:: WORK ITEM ::
Search the listing below for the word "tier" and copy each line where it appears.

START DATA SUPPLIED

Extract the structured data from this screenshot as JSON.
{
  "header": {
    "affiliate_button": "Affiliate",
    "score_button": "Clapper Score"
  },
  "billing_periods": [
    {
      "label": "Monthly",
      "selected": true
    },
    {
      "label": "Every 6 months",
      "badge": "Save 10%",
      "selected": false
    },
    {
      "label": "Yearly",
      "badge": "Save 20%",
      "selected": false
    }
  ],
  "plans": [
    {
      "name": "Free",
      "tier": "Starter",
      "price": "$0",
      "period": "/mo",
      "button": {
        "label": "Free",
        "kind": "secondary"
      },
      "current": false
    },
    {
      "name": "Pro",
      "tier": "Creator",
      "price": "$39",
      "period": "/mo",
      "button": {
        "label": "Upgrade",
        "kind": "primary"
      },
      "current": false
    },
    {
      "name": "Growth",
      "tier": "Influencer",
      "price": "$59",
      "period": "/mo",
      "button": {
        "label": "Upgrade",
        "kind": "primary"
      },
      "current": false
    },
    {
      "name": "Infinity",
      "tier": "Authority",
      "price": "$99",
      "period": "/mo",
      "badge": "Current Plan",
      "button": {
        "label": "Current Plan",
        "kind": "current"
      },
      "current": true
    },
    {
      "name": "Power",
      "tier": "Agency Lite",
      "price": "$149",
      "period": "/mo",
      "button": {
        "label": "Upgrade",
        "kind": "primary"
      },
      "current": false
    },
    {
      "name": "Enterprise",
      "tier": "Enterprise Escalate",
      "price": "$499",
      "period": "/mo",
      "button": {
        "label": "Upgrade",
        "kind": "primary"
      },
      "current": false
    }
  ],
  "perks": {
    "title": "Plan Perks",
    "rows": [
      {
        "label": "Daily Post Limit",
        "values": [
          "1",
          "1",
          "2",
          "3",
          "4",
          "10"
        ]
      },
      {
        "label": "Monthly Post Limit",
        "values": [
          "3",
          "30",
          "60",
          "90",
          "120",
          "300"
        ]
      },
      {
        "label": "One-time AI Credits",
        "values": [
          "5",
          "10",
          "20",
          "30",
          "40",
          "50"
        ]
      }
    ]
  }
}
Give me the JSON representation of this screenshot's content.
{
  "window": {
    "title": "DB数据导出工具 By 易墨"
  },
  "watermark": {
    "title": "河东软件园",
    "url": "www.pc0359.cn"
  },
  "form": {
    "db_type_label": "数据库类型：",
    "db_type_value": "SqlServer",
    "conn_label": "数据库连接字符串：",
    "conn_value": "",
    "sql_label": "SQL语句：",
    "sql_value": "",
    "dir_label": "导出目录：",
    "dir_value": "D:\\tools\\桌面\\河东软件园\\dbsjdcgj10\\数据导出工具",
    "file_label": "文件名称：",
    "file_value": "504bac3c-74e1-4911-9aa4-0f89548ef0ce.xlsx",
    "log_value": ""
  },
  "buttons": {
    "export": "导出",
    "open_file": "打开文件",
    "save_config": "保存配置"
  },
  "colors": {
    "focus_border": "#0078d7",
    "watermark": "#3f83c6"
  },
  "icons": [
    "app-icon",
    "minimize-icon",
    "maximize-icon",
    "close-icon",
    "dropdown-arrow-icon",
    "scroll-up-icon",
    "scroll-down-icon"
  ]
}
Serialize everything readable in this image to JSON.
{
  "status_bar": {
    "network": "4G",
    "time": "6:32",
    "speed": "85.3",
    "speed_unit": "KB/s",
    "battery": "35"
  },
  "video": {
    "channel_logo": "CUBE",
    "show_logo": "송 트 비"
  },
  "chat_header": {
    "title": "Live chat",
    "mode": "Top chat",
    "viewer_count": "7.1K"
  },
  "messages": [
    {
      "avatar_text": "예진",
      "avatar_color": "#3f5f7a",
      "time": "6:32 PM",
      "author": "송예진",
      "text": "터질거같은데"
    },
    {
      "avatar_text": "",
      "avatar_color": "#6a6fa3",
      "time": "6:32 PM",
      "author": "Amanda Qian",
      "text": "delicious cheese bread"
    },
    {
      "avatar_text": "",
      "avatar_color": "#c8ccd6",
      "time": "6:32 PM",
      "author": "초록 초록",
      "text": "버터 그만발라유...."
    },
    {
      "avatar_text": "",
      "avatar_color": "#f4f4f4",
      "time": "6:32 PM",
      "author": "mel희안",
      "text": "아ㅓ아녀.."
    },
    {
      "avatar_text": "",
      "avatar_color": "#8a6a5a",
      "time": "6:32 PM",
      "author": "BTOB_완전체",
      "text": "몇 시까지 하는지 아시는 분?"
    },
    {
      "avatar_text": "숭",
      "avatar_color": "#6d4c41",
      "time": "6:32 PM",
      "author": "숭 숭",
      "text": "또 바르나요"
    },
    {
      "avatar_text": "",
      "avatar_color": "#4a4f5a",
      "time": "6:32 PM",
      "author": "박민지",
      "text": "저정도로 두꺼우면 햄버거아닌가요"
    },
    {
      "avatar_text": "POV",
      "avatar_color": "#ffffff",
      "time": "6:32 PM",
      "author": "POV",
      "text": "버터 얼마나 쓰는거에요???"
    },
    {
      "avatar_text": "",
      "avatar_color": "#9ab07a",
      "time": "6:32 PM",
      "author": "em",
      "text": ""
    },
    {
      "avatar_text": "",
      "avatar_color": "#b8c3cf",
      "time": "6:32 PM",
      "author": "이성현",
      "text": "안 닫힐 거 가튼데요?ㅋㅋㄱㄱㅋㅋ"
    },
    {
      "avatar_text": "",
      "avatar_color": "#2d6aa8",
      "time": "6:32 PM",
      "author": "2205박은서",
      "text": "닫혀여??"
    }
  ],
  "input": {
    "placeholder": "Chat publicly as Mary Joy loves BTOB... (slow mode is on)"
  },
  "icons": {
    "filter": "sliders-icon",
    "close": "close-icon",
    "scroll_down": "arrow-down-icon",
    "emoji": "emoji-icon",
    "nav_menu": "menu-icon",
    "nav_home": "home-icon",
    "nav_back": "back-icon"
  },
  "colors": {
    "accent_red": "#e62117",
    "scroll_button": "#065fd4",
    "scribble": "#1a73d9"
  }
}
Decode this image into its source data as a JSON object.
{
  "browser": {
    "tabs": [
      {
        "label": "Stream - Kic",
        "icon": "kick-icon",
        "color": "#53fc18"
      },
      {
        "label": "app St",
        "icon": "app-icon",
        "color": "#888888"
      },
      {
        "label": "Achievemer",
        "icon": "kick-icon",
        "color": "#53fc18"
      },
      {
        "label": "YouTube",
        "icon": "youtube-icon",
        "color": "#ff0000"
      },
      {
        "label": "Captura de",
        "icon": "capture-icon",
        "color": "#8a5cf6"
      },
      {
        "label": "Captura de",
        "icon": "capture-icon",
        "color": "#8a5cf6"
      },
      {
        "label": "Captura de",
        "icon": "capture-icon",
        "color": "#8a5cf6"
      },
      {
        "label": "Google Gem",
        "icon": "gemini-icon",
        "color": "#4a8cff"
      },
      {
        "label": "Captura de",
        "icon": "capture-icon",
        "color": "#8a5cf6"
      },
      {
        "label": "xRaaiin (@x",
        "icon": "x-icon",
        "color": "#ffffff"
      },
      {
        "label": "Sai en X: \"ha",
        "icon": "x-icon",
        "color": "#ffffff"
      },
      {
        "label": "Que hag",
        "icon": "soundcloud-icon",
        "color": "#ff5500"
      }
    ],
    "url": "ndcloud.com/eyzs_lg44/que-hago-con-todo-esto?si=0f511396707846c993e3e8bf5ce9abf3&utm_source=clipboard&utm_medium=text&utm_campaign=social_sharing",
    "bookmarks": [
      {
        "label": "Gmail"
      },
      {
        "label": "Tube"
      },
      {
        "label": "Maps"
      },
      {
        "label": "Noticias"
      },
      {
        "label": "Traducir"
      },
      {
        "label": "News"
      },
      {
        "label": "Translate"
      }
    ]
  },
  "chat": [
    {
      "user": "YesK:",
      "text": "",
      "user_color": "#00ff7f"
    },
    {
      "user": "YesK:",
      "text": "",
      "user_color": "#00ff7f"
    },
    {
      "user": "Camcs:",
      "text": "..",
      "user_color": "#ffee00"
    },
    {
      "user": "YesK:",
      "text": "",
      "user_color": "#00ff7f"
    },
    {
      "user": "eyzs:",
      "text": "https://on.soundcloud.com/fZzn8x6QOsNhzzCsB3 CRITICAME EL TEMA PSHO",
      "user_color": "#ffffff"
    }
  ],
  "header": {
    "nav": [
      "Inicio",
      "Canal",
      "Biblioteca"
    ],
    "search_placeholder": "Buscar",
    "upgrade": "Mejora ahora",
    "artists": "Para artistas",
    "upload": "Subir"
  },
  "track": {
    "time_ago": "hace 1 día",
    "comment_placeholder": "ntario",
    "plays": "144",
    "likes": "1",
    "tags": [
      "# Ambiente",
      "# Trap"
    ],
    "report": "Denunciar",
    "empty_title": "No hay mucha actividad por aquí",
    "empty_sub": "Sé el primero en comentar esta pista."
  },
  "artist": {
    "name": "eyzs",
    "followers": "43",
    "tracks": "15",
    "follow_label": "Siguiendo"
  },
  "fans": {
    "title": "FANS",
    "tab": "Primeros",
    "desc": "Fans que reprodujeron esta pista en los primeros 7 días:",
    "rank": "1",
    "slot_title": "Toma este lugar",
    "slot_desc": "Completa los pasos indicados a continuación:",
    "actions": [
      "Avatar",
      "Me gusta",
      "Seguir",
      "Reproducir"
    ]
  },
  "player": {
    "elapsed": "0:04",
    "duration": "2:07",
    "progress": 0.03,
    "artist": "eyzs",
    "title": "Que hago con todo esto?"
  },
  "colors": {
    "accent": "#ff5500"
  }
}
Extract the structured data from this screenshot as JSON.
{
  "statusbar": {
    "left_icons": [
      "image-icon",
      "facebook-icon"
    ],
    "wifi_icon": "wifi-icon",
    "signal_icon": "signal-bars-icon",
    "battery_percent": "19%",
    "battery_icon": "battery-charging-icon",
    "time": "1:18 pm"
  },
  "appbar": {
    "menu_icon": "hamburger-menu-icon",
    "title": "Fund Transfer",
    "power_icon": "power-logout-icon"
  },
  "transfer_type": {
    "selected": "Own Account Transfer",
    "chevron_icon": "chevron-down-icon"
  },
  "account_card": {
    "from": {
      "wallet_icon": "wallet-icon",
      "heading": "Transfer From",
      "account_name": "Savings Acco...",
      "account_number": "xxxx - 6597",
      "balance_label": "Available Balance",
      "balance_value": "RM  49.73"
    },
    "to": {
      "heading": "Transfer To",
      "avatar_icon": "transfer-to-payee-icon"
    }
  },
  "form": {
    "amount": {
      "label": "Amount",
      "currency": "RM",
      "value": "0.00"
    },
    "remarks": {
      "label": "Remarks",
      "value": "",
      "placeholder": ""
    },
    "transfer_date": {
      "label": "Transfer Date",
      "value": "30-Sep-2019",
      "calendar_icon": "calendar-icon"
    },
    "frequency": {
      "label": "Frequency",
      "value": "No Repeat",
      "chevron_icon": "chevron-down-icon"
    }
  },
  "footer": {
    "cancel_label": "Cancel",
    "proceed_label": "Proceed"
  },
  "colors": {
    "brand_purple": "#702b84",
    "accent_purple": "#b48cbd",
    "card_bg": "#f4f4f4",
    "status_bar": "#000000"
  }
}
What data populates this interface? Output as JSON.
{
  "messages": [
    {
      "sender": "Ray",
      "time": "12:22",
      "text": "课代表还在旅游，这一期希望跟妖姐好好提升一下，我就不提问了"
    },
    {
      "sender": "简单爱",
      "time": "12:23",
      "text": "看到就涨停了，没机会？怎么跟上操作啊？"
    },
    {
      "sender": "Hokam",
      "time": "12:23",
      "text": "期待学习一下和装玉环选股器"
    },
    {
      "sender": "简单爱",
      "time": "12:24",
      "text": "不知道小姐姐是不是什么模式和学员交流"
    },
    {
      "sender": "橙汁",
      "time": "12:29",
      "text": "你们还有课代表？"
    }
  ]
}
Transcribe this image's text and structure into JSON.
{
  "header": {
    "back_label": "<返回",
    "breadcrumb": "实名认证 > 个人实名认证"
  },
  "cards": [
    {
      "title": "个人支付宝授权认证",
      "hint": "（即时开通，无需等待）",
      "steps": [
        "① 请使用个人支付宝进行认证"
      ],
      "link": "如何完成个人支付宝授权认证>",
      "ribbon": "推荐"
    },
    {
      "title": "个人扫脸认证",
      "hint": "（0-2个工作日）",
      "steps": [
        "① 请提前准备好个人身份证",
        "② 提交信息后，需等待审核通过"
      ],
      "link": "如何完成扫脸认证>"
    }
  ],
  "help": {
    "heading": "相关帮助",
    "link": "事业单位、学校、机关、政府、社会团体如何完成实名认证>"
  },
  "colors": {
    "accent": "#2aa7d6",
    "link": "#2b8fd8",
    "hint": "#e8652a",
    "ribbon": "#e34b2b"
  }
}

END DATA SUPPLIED

:: ANSWER BOX ::
      "tier": "Starter",
      "tier": "Creator",
      "tier": "Influencer",
      "tier": "Authority",
      "tier": "Agency Lite",
      "tier": "Enterprise Escalate",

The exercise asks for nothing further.